April 24, 2008
As you can tell, the level of thought, editing, review, and revising that goes into the manuscript that becomes each week’s Watson Wire is simply extraordinary. My guess is it rivals the effort that went into some of Jefferson’s best-known musings.
For example, I’m writing a big chunk of this Wire at a ridiculous hour of Thursday morning simply because I can’t sleep.
I’m sure I’m at my best. On Wednesday, I was at the Capitol for a six-hour hearing of the Senate Transportation and Homeland Security Committee, of which I’m Vice Chair.
I also drank enough coffee, late enough in the day, to throw my body into some sort of chemical imbalance. An overdose of Excedrin PM didn’t create anything close to an equilibrium that would allow sleep. So I gave up, went to the computer, and started writing.
The truth is, it’s been a very fun and busy week of legislative work. The hearing Wednesday was certainly frustrating at certain points. But by and large, it was far less contentious and more cooperative than the joint hearing in February of the Transportation and Finance committees.
I’m hopeful that the Texas Department of Transportation and its leaders are going to work a lot more openly and cooperatively with legislators – without pushing an ill-advised agenda of rampant privatization – to address the significant challenges we face in creating, and paying for, a comprehensive transportation system.
And on Monday and Tuesday, I went to the Del Rio area in South Texas to look at border security issues and seek input on what should be done.
The trip was excellent. I visited with officials from the U.S. Border Patrol, the Texas Department of Public Safety, Texas Parks and Wildlife, local sheriffs, and federal Homeland Security folks. I also talked directly with landowners and ranchers about their issues and views of the situation.

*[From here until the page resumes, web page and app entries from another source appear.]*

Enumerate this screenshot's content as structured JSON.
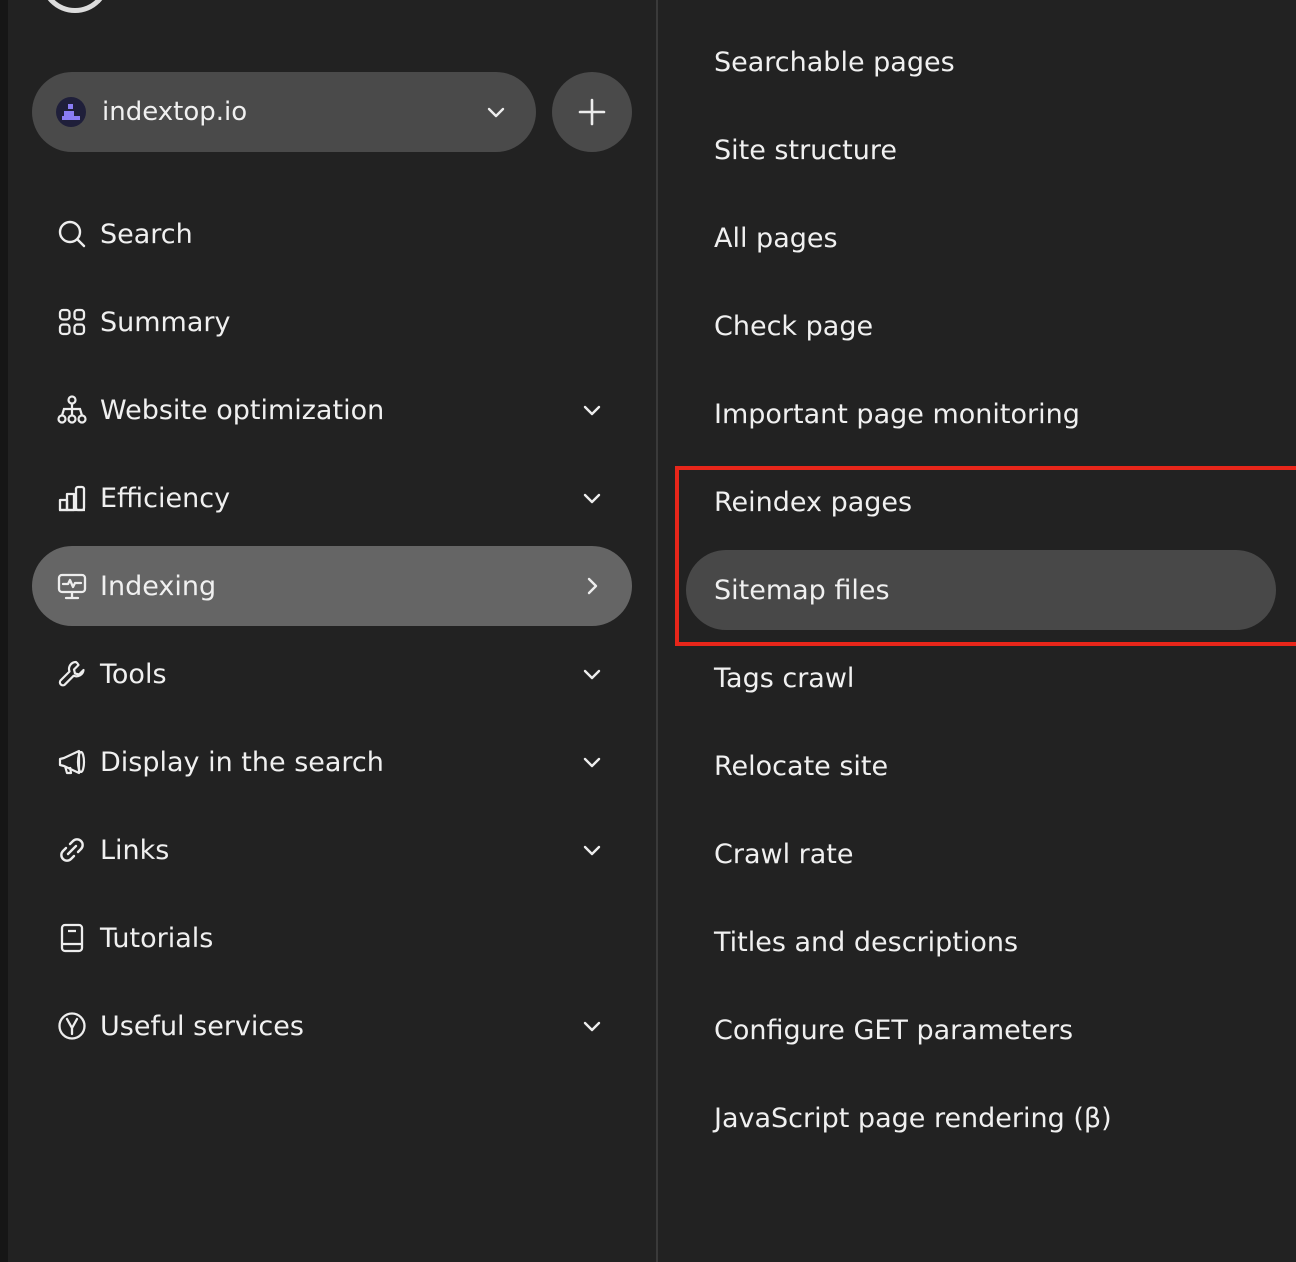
{
  "site_selector": {
    "site_name": "indextop.io",
    "favicon_color": "#8a7df5"
  },
  "sidebar": {
    "items": [
      {
        "label": "Search",
        "icon": "search-icon",
        "expandable": false
      },
      {
        "label": "Summary",
        "icon": "grid-icon",
        "expandable": false
      },
      {
        "label": "Website optimization",
        "icon": "sitemap-icon",
        "expandable": true
      },
      {
        "label": "Efficiency",
        "icon": "bar-chart-icon",
        "expandable": true
      },
      {
        "label": "Indexing",
        "icon": "monitor-pulse-icon",
        "expandable": true,
        "active": true
      },
      {
        "label": "Tools",
        "icon": "wrench-icon",
        "expandable": true
      },
      {
        "label": "Display in the search",
        "icon": "megaphone-icon",
        "expandable": true
      },
      {
        "label": "Links",
        "icon": "link-icon",
        "expandable": true
      },
      {
        "label": "Tutorials",
        "icon": "book-icon",
        "expandable": false
      },
      {
        "label": "Useful services",
        "icon": "yandex-circle-icon",
        "expandable": true
      }
    ]
  },
  "submenu": {
    "items": [
      {
        "label": "Searchable pages"
      },
      {
        "label": "Site structure"
      },
      {
        "label": "All pages"
      },
      {
        "label": "Check page"
      },
      {
        "label": "Important page monitoring"
      },
      {
        "label": "Reindex pages"
      },
      {
        "label": "Sitemap files",
        "active": true
      },
      {
        "label": "Tags crawl"
      },
      {
        "label": "Relocate site"
      },
      {
        "label": "Crawl rate"
      },
      {
        "label": "Titles and descriptions"
      },
      {
        "label": "Configure GET parameters"
      },
      {
        "label": "JavaScript page rendering (β)"
      }
    ]
  },
  "colors": {
    "background": "#222222",
    "active_item": "#656565",
    "active_subitem": "#484848",
    "highlight_border": "#e8261a"
  }
}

The trip provided a fascinating insight into our state’s border strategies, including the program known as Operation Border Star. I traveled by helicopter, boat, and ATV. I saw a remarkable range of assets that law enforcement officers use every day – from state-of-the-art technology such as night-vision goggles and cameras to plain-old horseback.
There’s a lot of work going on to address the unique challenges that folks face along the border, particularly in terms of drug trafficking and other crime.
Last session, the Legislature appropriated money to assist in law enforcement efforts that would reduce criminal activity along the border. Additionally, a Homeland Security bill that became law created, among other things, better processes for dealing with emergencies, stricter penalties for those involved in human trafficking, and new Border Security Councils to help different agencies work together more effectively and efficiently.
Particularly after seeing what’s going on, I’m proud of the work Texans are doing to protect these areas and the rest of the state. I also have a deeper understanding of some of the things we should be and shouldn’t be doing along the border.